*Information provided:*
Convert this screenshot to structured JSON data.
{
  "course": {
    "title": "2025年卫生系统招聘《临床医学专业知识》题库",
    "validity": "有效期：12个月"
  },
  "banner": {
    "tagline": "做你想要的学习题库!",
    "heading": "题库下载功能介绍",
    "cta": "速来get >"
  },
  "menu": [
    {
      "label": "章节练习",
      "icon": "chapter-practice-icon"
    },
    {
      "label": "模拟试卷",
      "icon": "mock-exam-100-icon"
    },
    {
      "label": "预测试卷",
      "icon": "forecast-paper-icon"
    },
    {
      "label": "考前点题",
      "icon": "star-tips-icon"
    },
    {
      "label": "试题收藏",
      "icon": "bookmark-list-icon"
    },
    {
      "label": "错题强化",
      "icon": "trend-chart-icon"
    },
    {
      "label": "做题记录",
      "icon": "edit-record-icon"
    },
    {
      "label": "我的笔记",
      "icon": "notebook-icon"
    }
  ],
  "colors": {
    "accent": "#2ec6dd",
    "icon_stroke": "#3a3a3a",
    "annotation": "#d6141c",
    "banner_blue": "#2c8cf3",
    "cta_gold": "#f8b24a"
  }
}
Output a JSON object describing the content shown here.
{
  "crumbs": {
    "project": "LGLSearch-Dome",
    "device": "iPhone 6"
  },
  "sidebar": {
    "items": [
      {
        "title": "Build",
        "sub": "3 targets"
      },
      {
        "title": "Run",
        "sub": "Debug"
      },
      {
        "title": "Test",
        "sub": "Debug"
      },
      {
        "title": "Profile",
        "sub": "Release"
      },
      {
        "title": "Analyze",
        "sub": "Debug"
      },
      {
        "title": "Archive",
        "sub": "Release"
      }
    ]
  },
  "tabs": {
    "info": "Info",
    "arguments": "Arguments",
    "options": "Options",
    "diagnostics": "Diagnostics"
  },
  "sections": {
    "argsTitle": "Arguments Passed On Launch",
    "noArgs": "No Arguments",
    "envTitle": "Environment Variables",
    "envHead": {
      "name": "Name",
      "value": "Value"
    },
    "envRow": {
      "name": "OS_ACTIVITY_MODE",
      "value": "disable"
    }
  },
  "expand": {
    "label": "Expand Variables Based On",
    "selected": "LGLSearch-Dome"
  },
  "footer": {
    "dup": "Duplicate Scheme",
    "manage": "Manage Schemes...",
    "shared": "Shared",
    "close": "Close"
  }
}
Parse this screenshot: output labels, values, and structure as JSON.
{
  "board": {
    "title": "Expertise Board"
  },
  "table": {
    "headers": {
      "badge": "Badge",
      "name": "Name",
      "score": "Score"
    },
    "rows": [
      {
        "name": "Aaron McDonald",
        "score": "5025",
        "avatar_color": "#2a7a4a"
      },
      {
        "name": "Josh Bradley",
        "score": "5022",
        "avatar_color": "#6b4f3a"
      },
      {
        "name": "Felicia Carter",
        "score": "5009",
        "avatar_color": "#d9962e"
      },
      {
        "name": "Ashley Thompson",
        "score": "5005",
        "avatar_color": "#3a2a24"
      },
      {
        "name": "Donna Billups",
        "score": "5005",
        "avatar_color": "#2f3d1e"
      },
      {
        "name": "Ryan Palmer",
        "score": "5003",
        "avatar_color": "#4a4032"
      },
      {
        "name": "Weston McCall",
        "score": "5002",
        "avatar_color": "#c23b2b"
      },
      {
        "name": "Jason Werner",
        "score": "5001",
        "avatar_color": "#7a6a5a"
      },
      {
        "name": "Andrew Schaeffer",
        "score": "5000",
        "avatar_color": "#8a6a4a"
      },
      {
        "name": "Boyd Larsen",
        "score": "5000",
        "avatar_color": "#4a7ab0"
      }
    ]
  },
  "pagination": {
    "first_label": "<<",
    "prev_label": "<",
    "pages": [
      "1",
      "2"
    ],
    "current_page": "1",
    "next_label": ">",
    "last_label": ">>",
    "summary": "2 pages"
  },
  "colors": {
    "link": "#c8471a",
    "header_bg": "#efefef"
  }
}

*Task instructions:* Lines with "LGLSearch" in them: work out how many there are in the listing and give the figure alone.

*Answer section:* 2